Hospital infections are on the decline, according to a new report by the United States Department of Health and Human Services. It’s the result of an exhaustive campaign to raise awareness about the dangers posed by hospital-acquired conditions, including catheter-associated urinary tract infections, central line bloodstream infections, and surgical site infections.
The federal government began a campaign to reduce hospital infections in 2010. According to the Department of Health and Human Services (HHS), that effort has paid off, with hospitals preventing an estimated 50,000 patient deaths and 1.3 million infections between 2010 and 2013. The campaign also saved U.S. hospitals roughly $12 billion over that three-year period.
Rich Umbdenstock, president and chief executive officer of the American Hospital Association, says the campaign involved creating an “infrastructure of improvement” designed to improve care in hospitals and other healthcare facilities for years to come. “Never before have we been able to bring so many hospitals, clinicians and experts together to share in a common goal – improving patient care,” Umbdenstock said.

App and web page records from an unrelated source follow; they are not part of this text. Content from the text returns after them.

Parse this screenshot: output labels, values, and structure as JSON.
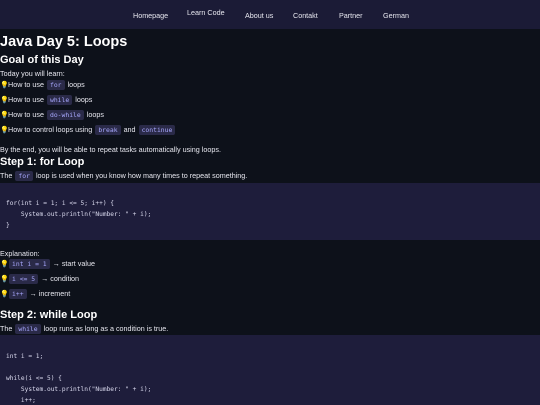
{
  "nav": {
    "items": [
      "Homepage",
      "Learn Code",
      "About us",
      "Contakt",
      "Partner",
      "German"
    ]
  },
  "page_title": "Java Day 5: Loops",
  "goal": {
    "heading": "Goal of this Day",
    "intro": "Today you will learn:",
    "items": [
      {
        "pre": "How to use",
        "code": "for",
        "post": "loops"
      },
      {
        "pre": "How to use",
        "code": "while",
        "post": "loops"
      },
      {
        "pre": "How to use",
        "code": "do-while",
        "post": "loops"
      },
      {
        "pre": "How to control loops using",
        "code": "break",
        "mid": "and",
        "code2": "continue"
      }
    ],
    "outro": "By the end, you will be able to repeat tasks automatically using loops."
  },
  "step1": {
    "heading": "Step 1: for Loop",
    "desc_pre": "The",
    "desc_code": "for",
    "desc_post": "loop is used when you know how many times to repeat something.",
    "code_lines": [
      "for(int i = 1; i <= 5; i++) {",
      "    System.out.println(\"Number: \" + i);",
      "}"
    ],
    "explanation_label": "Explanation:",
    "explanations": [
      {
        "code": "int i = 1",
        "text": "→ start value"
      },
      {
        "code": "i <= 5",
        "text": "→ condition"
      },
      {
        "code": "i++",
        "text": "→ increment"
      }
    ]
  },
  "step2": {
    "heading": "Step 2: while Loop",
    "desc_pre": "The",
    "desc_code": "while",
    "desc_post": "loop runs as long as a condition is true.",
    "code_lines": [
      "int i = 1;",
      "",
      "while(i <= 5) {",
      "    System.out.println(\"Number: \" + i);",
      "    i++;"
    ]
  },
  "icons": {
    "bulb": "💡"
  },
  "colors": {
    "nav_bg": "#1b1b36",
    "page_bg": "#0d111a",
    "code_bg": "#1e1d3b",
    "inline_code": "#a9a9ff"
  }
}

Nevertheless, there’s a long road ahead. Back in October a study carried out by Kaiser Health News found that one in every twenty-five hospital patients could expect to acquire an infection during their hospital stay, with 75,000 Americans succumbing to hospital infections each year. Overall, that means more people die from hospital-associated infections than from car accidents or gun shot wounds.

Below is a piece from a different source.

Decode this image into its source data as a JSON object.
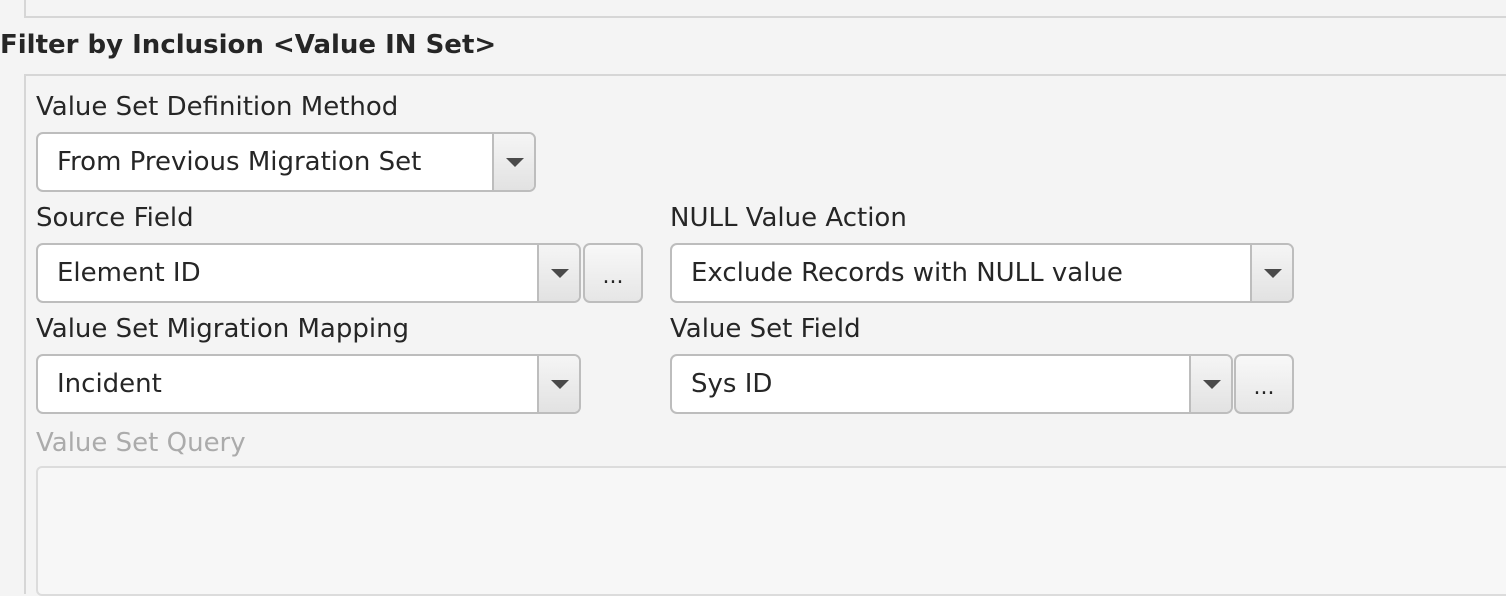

Dr. Don Goldmann, chief medical and science officer at the Institute for Healthcare Improvement, suggests medical professionals and hospital administrators need to maintain their focus on preventing these infections. “There’s a lot of room for improvement,” Goldmann said.